Our Prime Minister-CEO

By David Ng

Prior to the election last spring, in an effort to style himself as a Richard Gere-type humanitarian rather than as a Cheney-like corporate raider, Paul Martin agreed to meet with the Dalai Lama. China–Canada’s fourth largest export market–urged Martin not to meet with him, and warned that it could threaten bilateral trading. Martin, ever aware of business interests, decided to meet with the Dalai Lama on the condition that it was as a religious and not as a political leader. Last week and post-election, Martin was less guarded when he welcomed Chinese investments in Canada’s natural resource sector.

Noranda Inc., the country’s biggest mining firm, is in talks with the Chinese state firm Minmetals on selling 100 per cent of the corporation for an estimated $5 billion. Martin issued a warm welcome, without mixed messages, from one ex-CEO to all others. The message: Canada will welcome business regardless of concerns over sovereignty and human rights.

Martin has run Canada as a CEO. Liberal priorities are those of business while those of Canadians have been placed on a to do list. While Martin and the Liberals were reducing social spending to pre-1951 levels, they were simultanously instituting a large tax cut in 2000 with the bulk of the cuts going to large coporations.

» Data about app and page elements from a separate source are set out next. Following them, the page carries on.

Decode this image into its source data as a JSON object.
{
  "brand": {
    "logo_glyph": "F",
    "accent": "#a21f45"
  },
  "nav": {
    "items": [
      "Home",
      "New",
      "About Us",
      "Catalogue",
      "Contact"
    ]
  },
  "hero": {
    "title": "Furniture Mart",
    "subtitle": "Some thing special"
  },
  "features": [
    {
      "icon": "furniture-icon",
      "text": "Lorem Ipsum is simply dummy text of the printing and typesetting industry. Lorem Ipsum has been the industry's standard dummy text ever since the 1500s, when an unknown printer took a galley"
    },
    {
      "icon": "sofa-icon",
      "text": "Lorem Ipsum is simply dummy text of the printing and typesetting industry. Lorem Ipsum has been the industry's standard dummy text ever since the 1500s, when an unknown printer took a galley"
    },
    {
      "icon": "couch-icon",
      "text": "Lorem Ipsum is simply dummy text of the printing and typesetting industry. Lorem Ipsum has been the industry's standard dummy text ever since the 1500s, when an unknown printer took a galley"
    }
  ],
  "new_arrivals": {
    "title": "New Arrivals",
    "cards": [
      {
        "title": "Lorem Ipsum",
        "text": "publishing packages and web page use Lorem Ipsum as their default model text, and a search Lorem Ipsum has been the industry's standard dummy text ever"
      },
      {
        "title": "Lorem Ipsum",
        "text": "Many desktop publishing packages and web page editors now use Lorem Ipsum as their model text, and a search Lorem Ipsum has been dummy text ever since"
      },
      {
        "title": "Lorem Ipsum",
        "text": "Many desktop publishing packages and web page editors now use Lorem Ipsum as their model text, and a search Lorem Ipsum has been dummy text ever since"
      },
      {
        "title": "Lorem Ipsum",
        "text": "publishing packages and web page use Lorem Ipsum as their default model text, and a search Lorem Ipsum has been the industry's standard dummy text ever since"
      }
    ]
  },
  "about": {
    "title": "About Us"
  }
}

The Liberals have sold off many public Canadian companies, and recently completed the sale of Canada’s final shares in Petro-Canada. Policies of tax cuts, deficit reduction, and privatization have all been geared towards the opening of Canada for foreign investment.

Foreign ownership over Canadian resources presents risks to Canadian sovereignty. It creates an interest group of considerable power and direct access to government. Paul Cellucci, U.S. Ambassador to Canada and Bush adminstration mouthpiece, warned Canada of economic consequences for not joining the war in Iraq. It is U.S. economic dominance over Canadian industry that gives force to his right-eous arguments. We will not be able to maintain our political independance without our economic freedom.

Mutual investment between Canada and China supports China’s repressive and undemocratic regime while undermining our own democracy. Canada has a large amount of trade with China. Investment in Canada’s resource sector is needed to ensure resource availability for China’s growing economy. This policy supports a Chinese government that is a violator of human rights. Notably, state-owned China Minmetals Corp., the likely buyer of Noranda Inc., has been accused of profiting from forced labour in China’s prisons.

The process that supports China’s regime will undermine our control over our resources, and create corporate dependency based on friendly relations. Corporate pressure will make it difficult to challenge China on rights issues. It is the toxic convergence of state and big business that results in democracy and human rights becoming slogans of the masses rather than priorities of western governments.

John Ralston Saul describes Canada as an “unconscious civilization,” one that is unaware of the forces that are undoing us. Foreign ownership over our economic system is one such force. In 1993, Canadians voted for the Liberals to take us in a new direction. Instead we got more free trade, tax cuts, privatization, and a public policy that has made Canada ripe for a foreign corporate takeover.

Martin met with the Dalai Lama as a religious leader because he did not want to cross the political boundaries set by the business class. After all, a CEO can find religion, but a politician is responsible to the people.